One of the ways you know you’re making progress is that you stop having the same discussion over and over again.
If you’re discussing the same issues on your team or at home year after year, you’re probably stuck.
When it comes to much of the discussion around discipleship, I believe we’re getting it wrong in the church.
What if the popular understanding of discipleship is producing some of the ill health and even stagnation and decline we see all around us in the church?
And what if you could do something about it by rethinking what you mean by discipleship?
Different Day, Same Conversation
From my earliest days in ministry, I’ve had a conversation about discipleship that repeats itself again and again.
It goes like something like this:
Me: People need to reach out more and focus more of their time, energy and resources on evangelism.
Other person(s): That’s a great idea but what we really need to focus on is discipleship. There’s such an immaturity in Christians today that we need to focus on growing the ones we have first. And besides, evangelical churches are known for producing shallow, immature Christians.
Pretty compelling logic.
Unless, of course, it’s wrong.
I agree that often Christians in the West are immature. I agree our walk doesn’t always match our talk.
But I also think the average North American Christian is about 3000 bible verses overweight.
The way many leaders approach maturity is to assume that knowledge produces maturity. Since when?

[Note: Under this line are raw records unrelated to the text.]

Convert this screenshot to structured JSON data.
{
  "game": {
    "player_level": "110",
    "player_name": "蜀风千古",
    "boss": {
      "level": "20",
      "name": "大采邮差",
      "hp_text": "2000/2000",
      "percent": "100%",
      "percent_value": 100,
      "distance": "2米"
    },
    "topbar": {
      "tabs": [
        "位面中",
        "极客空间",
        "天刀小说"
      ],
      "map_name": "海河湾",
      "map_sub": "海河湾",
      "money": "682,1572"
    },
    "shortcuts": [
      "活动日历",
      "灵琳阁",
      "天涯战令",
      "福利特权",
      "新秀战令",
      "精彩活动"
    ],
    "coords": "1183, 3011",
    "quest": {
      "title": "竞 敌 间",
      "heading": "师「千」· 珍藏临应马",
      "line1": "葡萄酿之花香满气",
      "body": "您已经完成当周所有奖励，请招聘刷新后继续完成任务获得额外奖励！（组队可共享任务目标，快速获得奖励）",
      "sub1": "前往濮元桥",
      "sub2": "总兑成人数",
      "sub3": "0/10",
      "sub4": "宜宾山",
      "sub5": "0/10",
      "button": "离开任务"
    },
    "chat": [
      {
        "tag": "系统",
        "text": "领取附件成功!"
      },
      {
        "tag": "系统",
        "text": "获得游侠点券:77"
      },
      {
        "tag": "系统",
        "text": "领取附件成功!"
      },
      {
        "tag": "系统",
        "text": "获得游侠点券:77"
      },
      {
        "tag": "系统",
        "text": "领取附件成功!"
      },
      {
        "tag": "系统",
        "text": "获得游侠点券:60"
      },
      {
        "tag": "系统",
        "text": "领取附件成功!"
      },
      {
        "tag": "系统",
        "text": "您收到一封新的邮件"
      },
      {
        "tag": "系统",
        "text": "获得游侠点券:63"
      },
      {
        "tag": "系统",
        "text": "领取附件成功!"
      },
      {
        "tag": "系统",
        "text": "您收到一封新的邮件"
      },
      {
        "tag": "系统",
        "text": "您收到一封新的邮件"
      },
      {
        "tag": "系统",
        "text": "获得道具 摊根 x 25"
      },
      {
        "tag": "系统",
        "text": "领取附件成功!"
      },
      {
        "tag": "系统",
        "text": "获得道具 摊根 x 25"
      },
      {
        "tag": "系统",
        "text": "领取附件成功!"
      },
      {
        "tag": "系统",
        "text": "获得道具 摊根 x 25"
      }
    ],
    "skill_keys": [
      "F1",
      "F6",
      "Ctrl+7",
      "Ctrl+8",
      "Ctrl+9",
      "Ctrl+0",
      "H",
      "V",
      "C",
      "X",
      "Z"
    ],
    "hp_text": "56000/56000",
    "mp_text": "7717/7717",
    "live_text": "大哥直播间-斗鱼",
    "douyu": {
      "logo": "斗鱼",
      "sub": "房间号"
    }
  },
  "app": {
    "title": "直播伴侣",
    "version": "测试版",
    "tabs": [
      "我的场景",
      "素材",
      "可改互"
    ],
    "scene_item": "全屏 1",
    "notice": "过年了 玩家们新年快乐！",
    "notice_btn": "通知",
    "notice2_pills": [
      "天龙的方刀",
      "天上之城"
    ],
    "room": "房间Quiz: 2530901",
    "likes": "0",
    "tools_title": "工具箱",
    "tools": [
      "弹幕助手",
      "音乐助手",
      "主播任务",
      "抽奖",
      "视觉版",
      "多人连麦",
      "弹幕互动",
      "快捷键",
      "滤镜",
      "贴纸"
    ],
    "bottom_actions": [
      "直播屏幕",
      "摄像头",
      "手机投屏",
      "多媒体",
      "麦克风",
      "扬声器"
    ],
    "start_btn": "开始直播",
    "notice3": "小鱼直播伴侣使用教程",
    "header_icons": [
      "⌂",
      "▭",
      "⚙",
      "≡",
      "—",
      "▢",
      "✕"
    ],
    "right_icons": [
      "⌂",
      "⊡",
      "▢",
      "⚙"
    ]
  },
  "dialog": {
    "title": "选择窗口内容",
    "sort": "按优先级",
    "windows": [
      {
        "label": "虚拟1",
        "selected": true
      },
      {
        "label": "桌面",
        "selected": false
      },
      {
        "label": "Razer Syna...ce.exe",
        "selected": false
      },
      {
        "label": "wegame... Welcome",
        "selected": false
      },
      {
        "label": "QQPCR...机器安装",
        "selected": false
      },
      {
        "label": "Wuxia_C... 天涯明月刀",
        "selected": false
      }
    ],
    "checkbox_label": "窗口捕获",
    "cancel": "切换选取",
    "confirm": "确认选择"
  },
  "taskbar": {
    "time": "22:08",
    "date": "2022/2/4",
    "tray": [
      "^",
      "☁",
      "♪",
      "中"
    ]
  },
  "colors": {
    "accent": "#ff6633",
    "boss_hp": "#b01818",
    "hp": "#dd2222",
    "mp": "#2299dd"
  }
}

It’s wonderful that people understand what they believe, but knowledge in and of itself is not a hallmark of Christian maturity. As Paul says, knowledge puffs up. Love, by contrast, builds up. And some of the most biblically literate people in Jesus day got by-passed as disciples.
The goal is not to know, but to do something with what you know. I wrote more on why our definition of Christian maturity needs to change here.
7 Truths About Authentic Discipleship
Here are seven things I believe are true about biblical discipleship church leaders today should reclaim: